theglobe.com, inc. (OTCMKTS:TGLO) has emerged as an exciting small-cap pick, in the wake of reports it is set to merge with a big player in the energy space. Reports that Delfin Midstream bought some stakes in the company is the latest catalyst pushing the stock up the charts.
A 500% plus spike in the share price since the start of the year has come at the back of no solid news from the company. A spike in share price does not come as a surprise given that the small-cap company soared by 600% 20 years ago in carrying out its Initial Public Offering.
The acquisition talks appear to have reinvigorated investor’s sentiments seen by a surge in volume of shares traded.
After initially plummeting from record highs of $0.30 to $0.09, the stock has bounced back and is currently trading at the $0.20 handle. Initial indication is that the stock could try to make a push for its 52-week high, given the strength of the upward momentum.
However, a plunge followed by a close below the $0.15 mark could see the stock plummeting back to the $0.09 handle, below which it remains susceptible to further declines.
What Does the Globe Do?
theglobe.com has evolved over the years upon incorporation in 1995. The company was one of the first social media sites. The company initially provided a platform where people in a network provided information as well as share their online experience and interests.
Having struggled on the initial business venture, The Globe.com embarked on a restructuring process that resulted in a sell-off of assets to Trailance Registry Management Company. After the sell-off, the company became a ‘Shell Company’ with no material operations or assets.
Ever since the company has been looking for new business opportunities in various industries.
It now appears that TheGlobe.com might as well have gotten its lifeline after years of uncertainty. Late last year, Michael S. Egan and other stockholders entered into a common purchase agreement with Delfin Midstream LLC. As part of the latest restructuring that seeks to reinvigorate the company’s long term prospects.
Under the agreement, Delfin Midstream agreed to purchase 312.8 million shares of The Globe.com par value of $0.001, representing 70.9% of the total issued and outstanding shares. The transaction closed on December 31, 2017.

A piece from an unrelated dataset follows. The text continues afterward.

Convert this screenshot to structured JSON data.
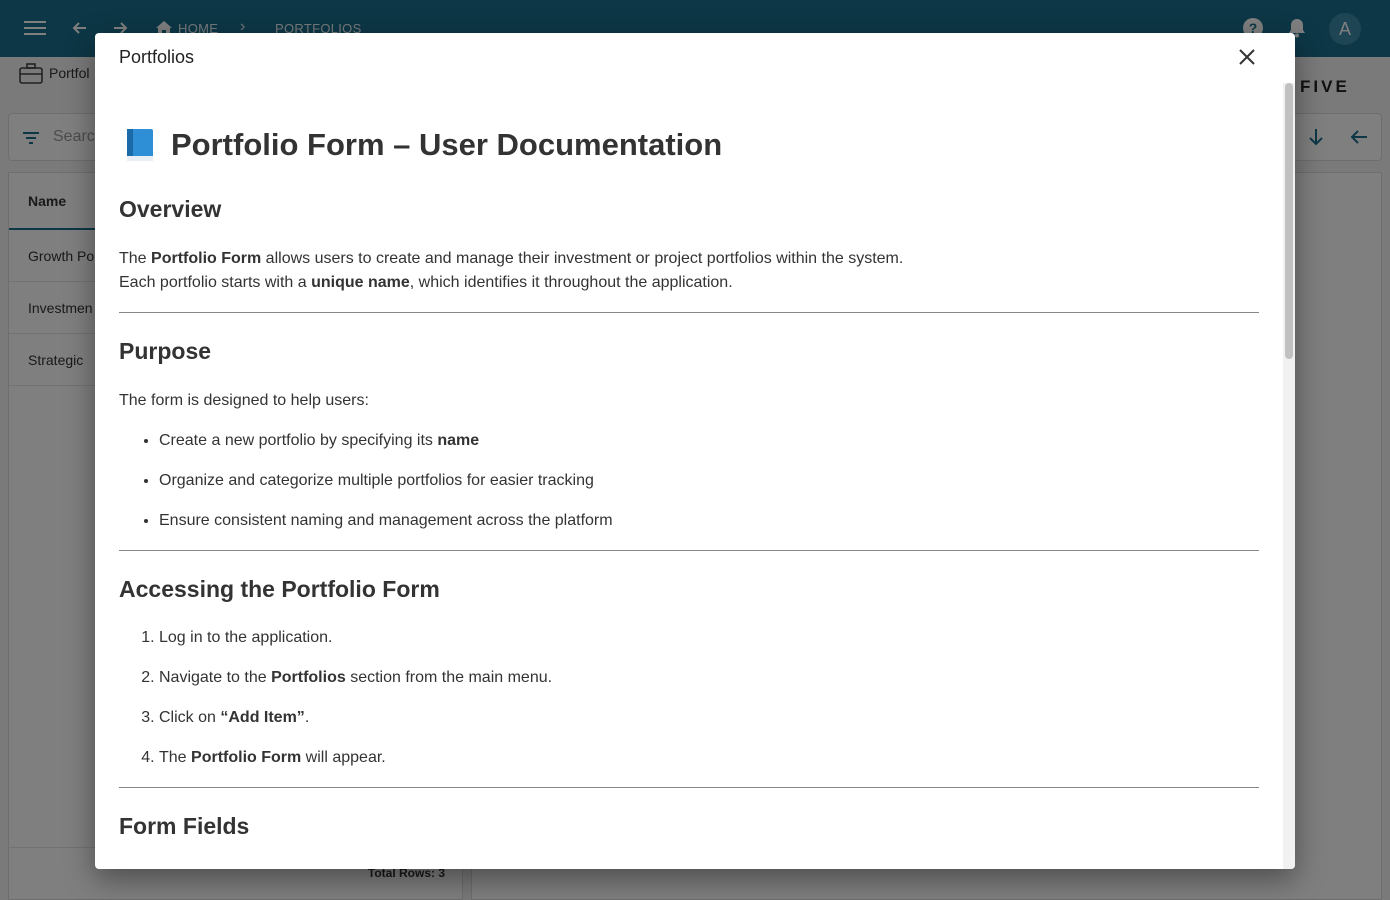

Upon closure of the deal closed, CEO, Mr. Egan, Edward A.Cespedes, Treasurer and Chief Financial Officer, and Director Robin S. Lebovitz ceased to be members of the board. William Nichols who will double up as the chairman of the board, CEO and CFO have since taken up their positions.
“Mr. Nichols will serve as a director until the next annual meeting of stockholders of the Company and until his successor is duly elected and qualified or until his earlier death, resignation or removal. Mr. Nichols will serve as Chairman of the Audit Committee and Compensation Committee,” theglobe.com in a regulatory filing.
The appointment of Mr. Nichols has provided some hints on what theglobe.com could be up to, going forward, following the takeover.
Nichols joins the company with vast experience having worked in the civil construction, real estate, and oil & gas businesses for 40 years. Given that Delfin Midstream is currently developing the first floating liquefied natural gas vessels in North America, there is already talk that the takeover will expand the company’s footprint into the lucrative energy industry.
There is also talk that the acquisition will help the company avoid paying a substantial amount of taxes that over the years have plunged it into losses.
“As of December 31, 2016, we had net operating loss carryforwards which may be potentially available for U.S. tax purposes of approximately $166 million. These carryforwards expire through 2036. The Tax Reform Act of 1986 imposes substantial restrictions on the utilization of net operating losses and tax credits in the event of an “ownership change” of a corporation,” theglobe.com in a regulatory filing.
What next for theglobe.com
Theglobe.com is showing signs of trading higher after bouncing back after a recent sell-off. The fact that the company will be able to reduce its tax obligations upon merging with Delfin Midstream, is a positive that should continue strengthening the stock’s outlook on Wall Street.
However, there are also risks associated with the stock given that the company’s future is still shrouded in mystery after the recent takeover. The new management team is yet to issue an update on what investors should expect going forward. It is also unclear whether the company will turn its focus to the energy industry after the takeover.
While the company has every reason to succeed on the takeover, investors should still approach the stock with a lot of caution. Until the company comes out clean on its next direction and areas of focus, it may be wise to sit back given that risks at the moment outweigh benefits.
Disclosure: We have no position in TGLO and have not been compensated for this article.